* _TASK_:
Leave the pictures out and reproduce all the entries word for word.

DATA RECORDS below:

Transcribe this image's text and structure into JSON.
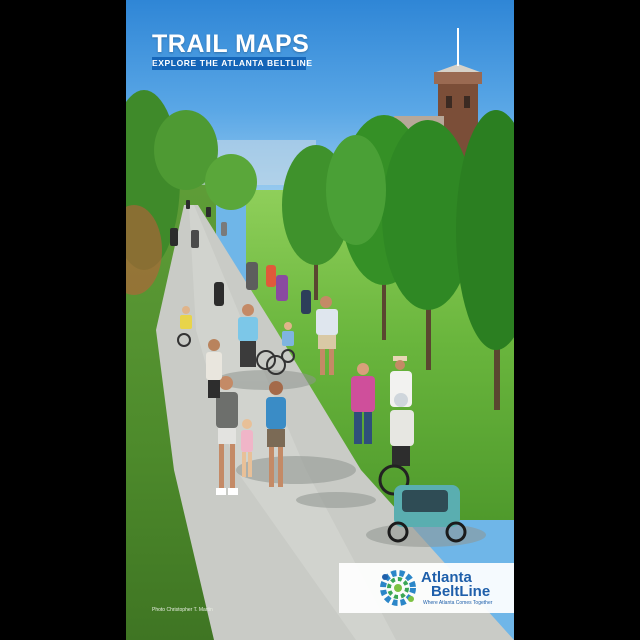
{
  "cover": {
    "title": "TRAIL MAPS",
    "subtitle": "EXPLORE THE ATLANTA BELTLINE",
    "photo_credit": "Photo Christopher T. Martin"
  },
  "logo": {
    "line1": "Atlanta",
    "line2": "BeltLine",
    "tagline": "Where Atlanta Comes Together",
    "colors": [
      "#1f5faa",
      "#3aa655",
      "#7cc242",
      "#2b86c8"
    ]
  },
  "photo": {
    "subject": "people-walking-and-cycling-on-trail",
    "colors": {
      "sky": "#4c9ee0",
      "grass": "#6ab63d",
      "path": "#c9cbc6"
    }
  }
}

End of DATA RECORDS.

* _TASK RESPONSE_:
Transcribe this image's text and structure into JSON.
{
  "cover": {
    "title": "TRAIL MAPS",
    "subtitle": "EXPLORE THE ATLANTA BELTLINE",
    "photo_credit": "Photo Christopher T. Martin"
  },
  "logo": {
    "line1": "Atlanta",
    "line2": "BeltLine",
    "tagline": "Where Atlanta Comes Together",
    "colors": [
      "#1f5faa",
      "#3aa655",
      "#7cc242",
      "#2b86c8"
    ]
  },
  "photo": {
    "subject": "people-walking-and-cycling-on-trail",
    "colors": {
      "sky": "#4c9ee0",
      "grass": "#6ab63d",
      "path": "#c9cbc6"
    }
  }
}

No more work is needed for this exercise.